Some states offer homeowners who are facing a foreclosure the opportunity to participate in a foreclosure mediation program. In general terms, "mediation" is a form of alternative dispute resolution. Foreclosure mediation, specifically, is a process in which a homeowner, the loan servicer (on the lender's behalf), and a neutral mediator get together to try to work out a loss mitigation option, like a loan modification, and avoid foreclosure.
Participating in mediation doesn't guarantee you'll be able to prevent a foreclosure, but you might be able to figure out a way to keep your home or exit the property, like by completing a short sale or deed in lieu of foreclosure, under terms you can live with.
Under Delaware law, most homeowners going through foreclosure qualify for mediation.
Foreclosures in Delaware are judicial, which means the lender has to file a lawsuit in state court to foreclose. The lender starts the suit by filing what's called a "complaint" with the court and serving a copy on you (the borrower), along with a summons to appear in court.
Delaware's foreclosure mediation law (Del. Code Ann. Tit. 10 § 5062C) creates a process for homeowners in foreclosure to connect with a housing counselor and participate in a mediation session before the court may enter a judgment of foreclosure.
Here's how the foreclosure mediation process works in Delaware.
You're automatically assigned to foreclosure mediation if the mortgaged property is a one- to four-unit home, and you reside in the home as your primary residence.
The lender serves a mediation notice along with the complaint and summons. This notice gives information about the state's Automatic Residential Mortgage Foreclosure Mediation Program.
To participate in the mediation process, within 30 days from the date the notice was served, you must:
Borrowers who don't certify their intent to participate in mediation may still attend the scheduled mediation conference and meet with the lender's representative. But the mediation is less likely to be successful, and the lender may seek a foreclosure judgment immediately after the mediation.
The court will then issue a mediation scheduling notice to you and the lender. The mediation scheduling notice will inform you of:
At least 14 days before the mediation conference, you have to provide a financial proposal worksheet to the lender, mediator, and any other entities the court requires. The HUD-approved housing counselor will help you prepare this proposal.

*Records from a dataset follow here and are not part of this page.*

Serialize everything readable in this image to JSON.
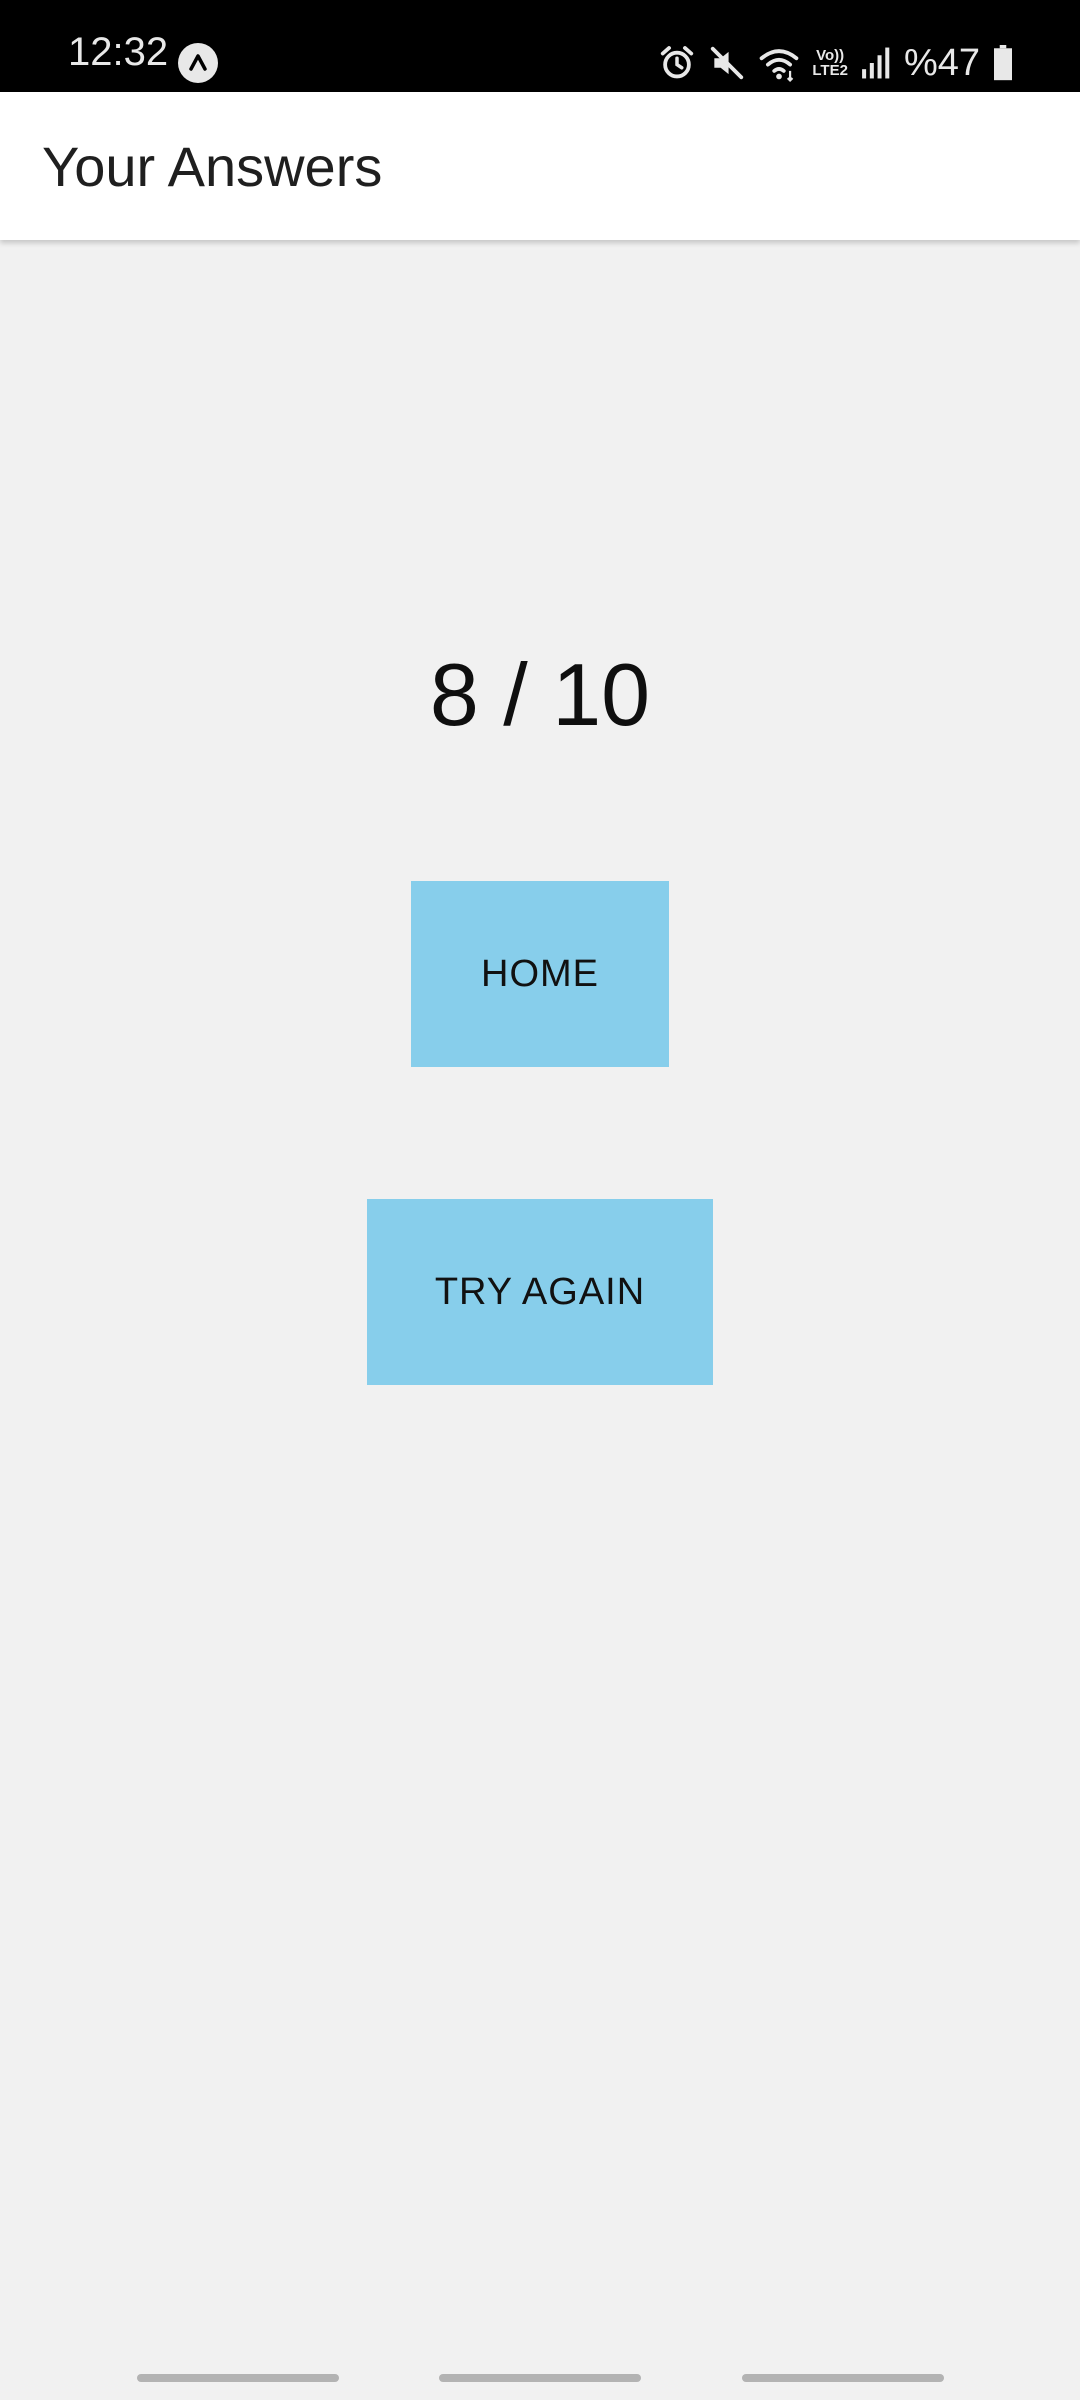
{
  "status_bar": {
    "time": "12:32",
    "lte_top": "Vo))",
    "lte_bottom": "LTE2",
    "battery": "%47",
    "icons": [
      "app-notification-icon",
      "alarm-icon",
      "mute-icon",
      "wifi-icon",
      "volte-icon",
      "signal-icon",
      "battery-icon"
    ]
  },
  "app_bar": {
    "title": "Your Answers"
  },
  "result": {
    "score": "8 / 10"
  },
  "buttons": {
    "home": "HOME",
    "try_again": "TRY AGAIN"
  },
  "colors": {
    "button_bg": "#87ceeb",
    "page_bg": "#f1f1f1",
    "status_bar_bg": "#000000"
  }
}
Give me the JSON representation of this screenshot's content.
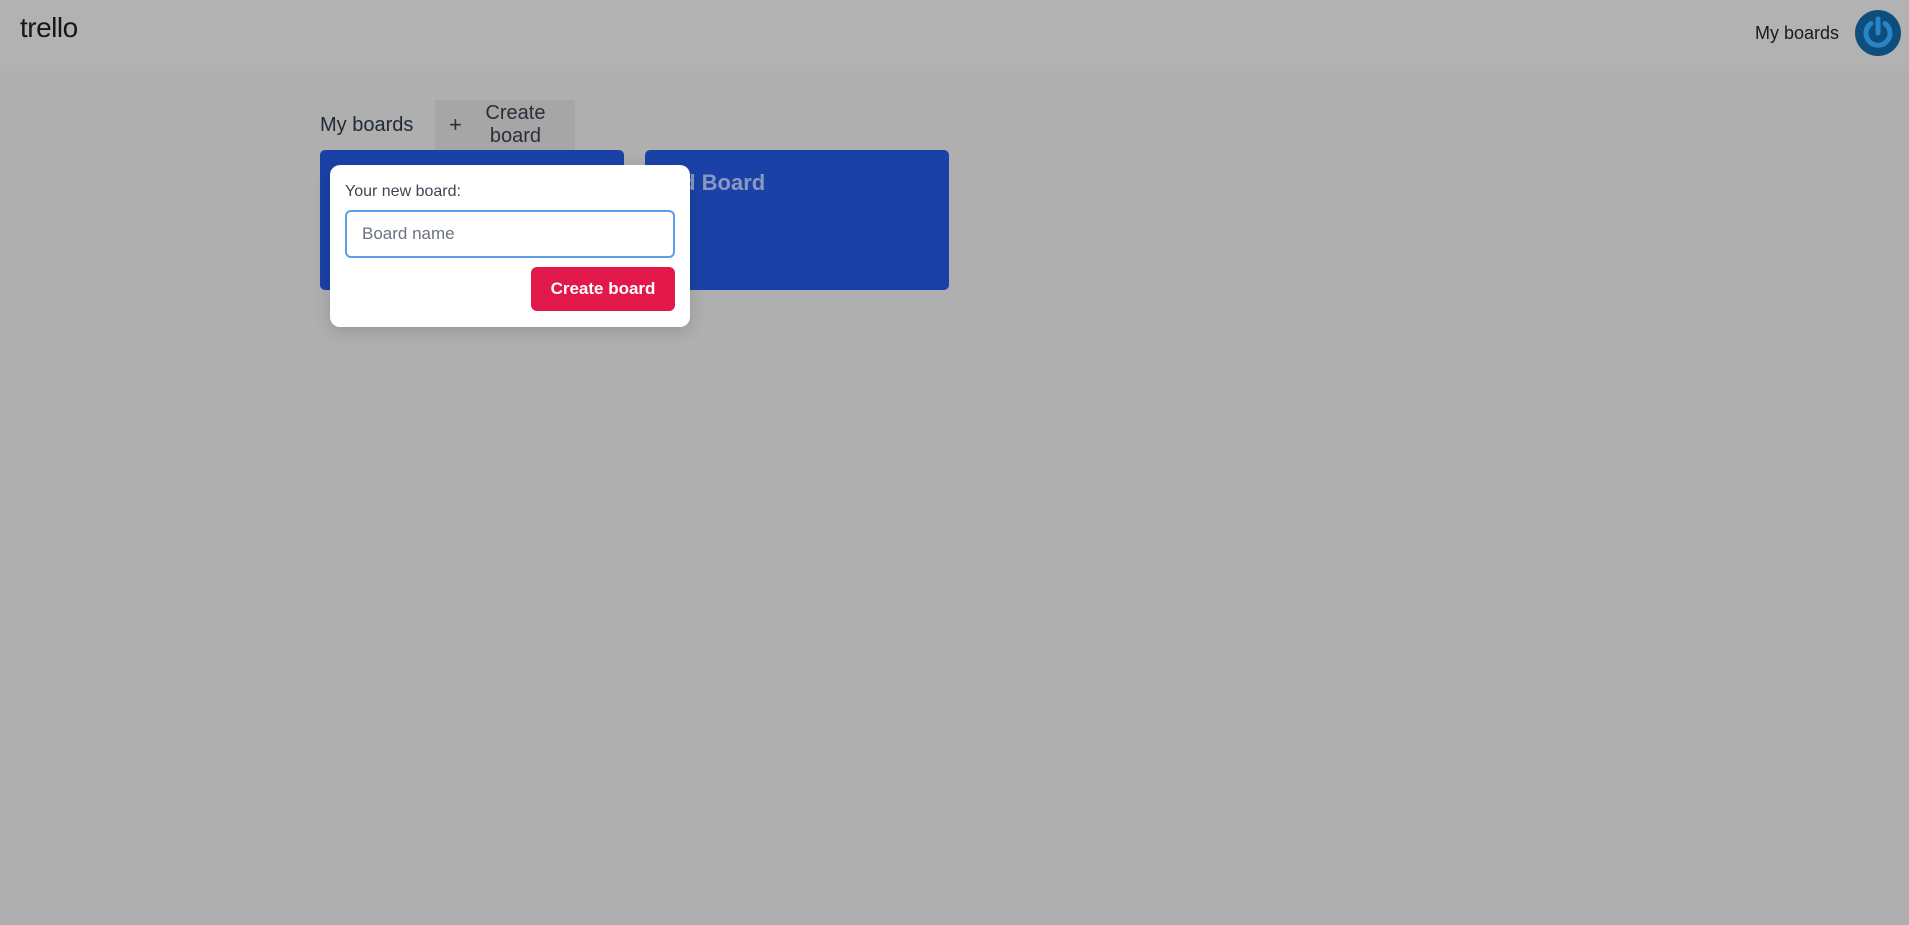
{
  "topbar": {
    "logo": "trello",
    "my_boards_label": "My boards",
    "avatar_icon": "power-icon"
  },
  "main": {
    "section_title": "My boards",
    "create_board_label": "Create board",
    "boards": [
      {
        "title": ""
      },
      {
        "title": "cond Board"
      }
    ]
  },
  "popover": {
    "label": "Your new board:",
    "input_value": "",
    "input_placeholder": "Board name",
    "submit_label": "Create board"
  },
  "colors": {
    "board_blue": "#1a42a6",
    "accent_red": "#e2184b",
    "avatar_blue": "#0e4e7e",
    "overlay_gray": "#aeafae"
  }
}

You also have to bring specific documents to the mediation conference. The lender will let you know at least seven days before the mediation date (or another date the mediator agrees is appropriate) what papers you need to bring to the conference. Each party must also be available at least three days before the mediation date to discuss the list of documents.
The mediator will oversee the mediation conference and provide guidance as appropriate. But if multiple mediation conferences are happening in the same location simultaneously, the mediator may determine that a mediator's presence isn't required for the entire mediation session.
Potential outcomes of mediation include:
The lender can't get a judgment of foreclosure until after the mediation date.
Mediation is free for the borrower. The lender has to pay a fee to cover the costs of the program.
Delaware's foreclosure mediation program is scheduled to expire, unless extended, on January 1, 2025.
While participating in a foreclosure mediation program doesn't force the lender to give you a foreclosure alternative, it doesn't hurt to go through the process. In most cases, going to mediation is a good idea; the lender could be more likely to agree to a nonforeclosure solution when you go through official mediation procedures, or you might qualify for a loss mitigation option that you hadn't previously considered.
Even if mediation doesn't help you avoid a foreclosure, it will likely buy you some extra time to remain in the home without making any payments.
Foreclosure mediators are typically trained in mediation, as well as federal and state foreclosure laws, and also usually know about different community-based resources and mortgage assistance programs that could be available to help homeowners facing foreclosure. But they don't represent either party in the mediation process, and they can't give legal advice.
So, while you don't have to hire a lawyer to represent you in your foreclosure mediation, it's often a good idea. A lawyer can give you legal advice specific to your situation and advocate on your behalf, helping you negotiate a way to avoid foreclosure. A lawyer will also ensure that your legal rights are protected in the process. And, if you're thinking about filing a response to the foreclosure, or any other motion with the court, consider talking to an attorney beforehand to discuss the consequences of doing so and your various options.
For more information on Delaware's foreclosure mediation program, go to the State of Delaware's Residential Mortgage Foreclosure Mediation Program website. You may also call the Delaware Homeowner Relief Hotline at 800-220-5424 or contact a HUD-approved housing counseling agency.